It’s no secret that divorces can be angry and nasty affairs rife with fighting and poor behavior. When you add children to the mix, though, it gets even more complicated.
Working out child custody is often harder than working out any potential alimony, split assets, or even the divorce agreement itself. You’re responsible for making sure not only that the plan works for the child (and this should be your primary focus) but that it also works for both parents.
This is easier said than done.
We want to offer some advice. If you’re in the midst of arranging a child custody plan, or you know that one is on the horizon, continue reading for our 6 top tips on making sure that everyone leaves happy.
1. Think of the Child
Divorce is messy and parents caught in the whirlwind of it can find themselves acting out towards each other. It’s easy to blame the other parent or want them to “pay” for the things that caused the divorce in the first place.
Your child should be your top priority, though.
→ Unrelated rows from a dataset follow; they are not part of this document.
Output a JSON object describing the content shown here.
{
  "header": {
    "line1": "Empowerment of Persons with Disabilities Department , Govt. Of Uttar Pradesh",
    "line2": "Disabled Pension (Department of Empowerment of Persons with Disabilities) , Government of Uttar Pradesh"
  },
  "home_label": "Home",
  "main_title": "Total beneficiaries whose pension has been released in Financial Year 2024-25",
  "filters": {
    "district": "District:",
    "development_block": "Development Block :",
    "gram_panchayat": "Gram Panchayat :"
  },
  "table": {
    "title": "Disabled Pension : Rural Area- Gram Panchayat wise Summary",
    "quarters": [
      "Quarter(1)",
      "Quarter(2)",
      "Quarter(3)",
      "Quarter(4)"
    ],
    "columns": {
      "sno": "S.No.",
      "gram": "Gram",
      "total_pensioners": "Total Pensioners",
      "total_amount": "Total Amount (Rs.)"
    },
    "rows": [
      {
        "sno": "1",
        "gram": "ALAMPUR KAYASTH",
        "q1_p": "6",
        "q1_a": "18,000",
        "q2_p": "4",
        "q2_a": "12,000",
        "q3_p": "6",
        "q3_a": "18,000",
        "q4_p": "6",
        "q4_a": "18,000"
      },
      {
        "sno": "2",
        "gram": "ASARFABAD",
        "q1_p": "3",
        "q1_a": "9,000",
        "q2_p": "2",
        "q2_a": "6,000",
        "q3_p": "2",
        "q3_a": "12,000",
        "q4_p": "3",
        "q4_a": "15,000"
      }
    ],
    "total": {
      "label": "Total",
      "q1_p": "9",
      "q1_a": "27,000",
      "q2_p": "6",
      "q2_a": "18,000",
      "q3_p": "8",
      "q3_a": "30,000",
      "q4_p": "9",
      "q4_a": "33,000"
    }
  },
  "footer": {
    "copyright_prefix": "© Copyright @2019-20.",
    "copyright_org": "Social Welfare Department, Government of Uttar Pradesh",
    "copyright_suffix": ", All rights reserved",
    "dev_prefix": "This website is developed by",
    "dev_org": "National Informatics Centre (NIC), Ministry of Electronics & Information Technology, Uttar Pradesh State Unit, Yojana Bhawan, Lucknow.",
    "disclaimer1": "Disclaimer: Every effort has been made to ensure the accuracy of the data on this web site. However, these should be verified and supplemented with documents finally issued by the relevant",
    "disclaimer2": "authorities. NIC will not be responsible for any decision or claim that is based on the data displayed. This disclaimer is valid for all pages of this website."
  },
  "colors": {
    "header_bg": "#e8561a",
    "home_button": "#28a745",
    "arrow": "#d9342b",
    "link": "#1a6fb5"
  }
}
They aren’t responsible for your separation and they don’t have a clear idea of what’s going on. Whether your kid is a baby, a toddler, a young child, a pre-teen, or a teenager, they need to know that they’re being considered and that they’re not being used as a bargaining chip.
If your child is old enough, you can let them in on the decision even if it’s up to you and the other parent at the end of the day.
If not, consider their needs. It’s ideal to have both parents spending time with the child. Joint custody is thought to be better for the development and mental health of the child. This means that your decision matters and it can have an impact on their future.
An ideal child custody and child support system allows the child to keep the same quality of life as they had before the divorce. Their needs should be met in terms of mental health, overall happiness, and finances.
2. Determine Individual Needs and Strengths
While you’re negotiating, you’re going to need to work together to find out what each parent is going to be capable of relating to custody.
In most cases, both parents have full-time jobs once the child is old enough for daycare. In this situation, with no other factors, it’s best for the child to spend equal time with each parent. Both parents have money to provide for the child and both are going to have about the same amount of time to devote to them.
Joint custody child support is a thing (contrary to popular belief), so even if one parent is less able to provide financially, split custody can still work if the other parent contributes.
This is a good time to figure out where each parent shines in regard to the child. Is one parent better at arranging and maintaining appointments while the other is better at taking the child to events and buying their necessary supplies? Work out agreements that aren’t just about “who gets the child” but also about who is responsible for what needs.
3. Consider Counseling
Many people only do counseling when it’s mandated by law or before the marriage dissolves in a last-ditch effort to maintain it.
Counseling can be helpful while you’re working on the process of negotiating child custody. While counselors don’t replace good divorce lawyers, they do act as a neutral third party so you can hash things out in a safe place where they won’t get messy.
A counselor may help to deescalate the situation so you’re better able to work together.
4. Be Flexible
You probably have an idea in your head of how you want custody to go. So does the other parent. Everyone wants what’s best for themselves in the beginning, so you need to be willing to budge on certain things in the best interest of the whole family.
Remember that there was a time where you enjoyed this person’s company and keep that thought when you’re making arrangements.
Flexibility might end in neither parent getting exactly what they want, but rather a situation that works for everyone.
Hear your former partner out and be willing to consider their side.
5. Work on Co-parenting Skills
If both parents are going to be sharing child custody, they should learn how to co-parent in separate homes. You can start working on these skills before the divorce is complete and custody is arranged.
There are plenty of apps and calendars that can help you learn how to communicate, plan, and figure out this new life.
Don’t put off the co-parenting until after the messy custody battle is complete. This will make for a smoother transition for the parents and the child.
Related Article: Parenting Plan
6. Invest In a Good Child Custody Lawyer
In a perfect world, all divorces would be amicable and there would be no arguments about custody. Parents would put aside their animosity in the best interests of the child.
In the real world, they usually need a push and someone to help with the negotiations in case things get messy.
A good child custody or divorce lawyer is going to help you push for what you need while the other parent pushes for their needs. This helps you find common ground and helps to mitigate any problems down the line.
The lawyers know the law better than you do, and they can ensure that neither parent is being misled or getting a bad deal.
They can also help with child support and ensure that the parent isn’t overpaying and that the other parent getting the money that was agreed upon.
Related Article: Understanding and Navigating Child Support in Madison
Arranging Child Custody Is Stressful but You Can Do It
Don’t let your divorce become your child’s problem. Child custody is a sensitive issue, but finding a place where everyone is happy is key to co-parenting in peace.
If you’re in need of a divorce and child custody lawyer in the Madison, WI area, we want to hear about it. Visit our site to learn more about what we do and to book a free consultation today.